*Your objective*. Print each entry verbatim.

***** Data for this exercise

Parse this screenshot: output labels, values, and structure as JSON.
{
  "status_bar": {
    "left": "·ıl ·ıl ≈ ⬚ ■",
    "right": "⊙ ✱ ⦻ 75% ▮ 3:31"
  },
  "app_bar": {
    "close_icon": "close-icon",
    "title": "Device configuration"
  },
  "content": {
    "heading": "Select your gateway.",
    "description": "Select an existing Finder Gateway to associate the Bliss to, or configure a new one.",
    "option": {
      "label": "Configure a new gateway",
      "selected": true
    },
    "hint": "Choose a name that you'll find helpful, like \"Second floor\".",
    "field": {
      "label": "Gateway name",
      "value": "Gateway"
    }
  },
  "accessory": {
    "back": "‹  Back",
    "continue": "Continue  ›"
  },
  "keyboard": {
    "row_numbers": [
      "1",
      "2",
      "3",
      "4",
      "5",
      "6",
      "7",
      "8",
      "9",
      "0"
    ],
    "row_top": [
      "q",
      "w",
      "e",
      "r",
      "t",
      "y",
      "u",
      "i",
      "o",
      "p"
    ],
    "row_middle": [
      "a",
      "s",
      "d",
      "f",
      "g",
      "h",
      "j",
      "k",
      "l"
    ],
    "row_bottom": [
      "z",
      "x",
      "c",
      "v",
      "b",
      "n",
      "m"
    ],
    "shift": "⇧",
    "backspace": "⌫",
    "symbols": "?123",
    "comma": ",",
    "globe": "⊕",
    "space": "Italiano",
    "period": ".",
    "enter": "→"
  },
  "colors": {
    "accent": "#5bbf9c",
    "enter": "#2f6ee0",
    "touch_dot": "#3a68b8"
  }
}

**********

*Exercise solution*.
Parse this screenshot: output labels, values, and structure as JSON.
{
  "status_bar": {
    "left": "·ıl ·ıl ≈ ⬚ ■",
    "right": "⊙ ✱ ⦻ 75% ▮ 3:31"
  },
  "app_bar": {
    "close_icon": "close-icon",
    "title": "Device configuration"
  },
  "content": {
    "heading": "Select your gateway.",
    "description": "Select an existing Finder Gateway to associate the Bliss to, or configure a new one.",
    "option": {
      "label": "Configure a new gateway",
      "selected": true
    },
    "hint": "Choose a name that you'll find helpful, like \"Second floor\".",
    "field": {
      "label": "Gateway name",
      "value": "Gateway"
    }
  },
  "accessory": {
    "back": "‹  Back",
    "continue": "Continue  ›"
  },
  "keyboard": {
    "row_numbers": [
      "1",
      "2",
      "3",
      "4",
      "5",
      "6",
      "7",
      "8",
      "9",
      "0"
    ],
    "row_top": [
      "q",
      "w",
      "e",
      "r",
      "t",
      "y",
      "u",
      "i",
      "o",
      "p"
    ],
    "row_middle": [
      "a",
      "s",
      "d",
      "f",
      "g",
      "h",
      "j",
      "k",
      "l"
    ],
    "row_bottom": [
      "z",
      "x",
      "c",
      "v",
      "b",
      "n",
      "m"
    ],
    "shift": "⇧",
    "backspace": "⌫",
    "symbols": "?123",
    "comma": ",",
    "globe": "⊕",
    "space": "Italiano",
    "period": ".",
    "enter": "→"
  },
  "colors": {
    "accent": "#5bbf9c",
    "enter": "#2f6ee0",
    "touch_dot": "#3a68b8"
  }
}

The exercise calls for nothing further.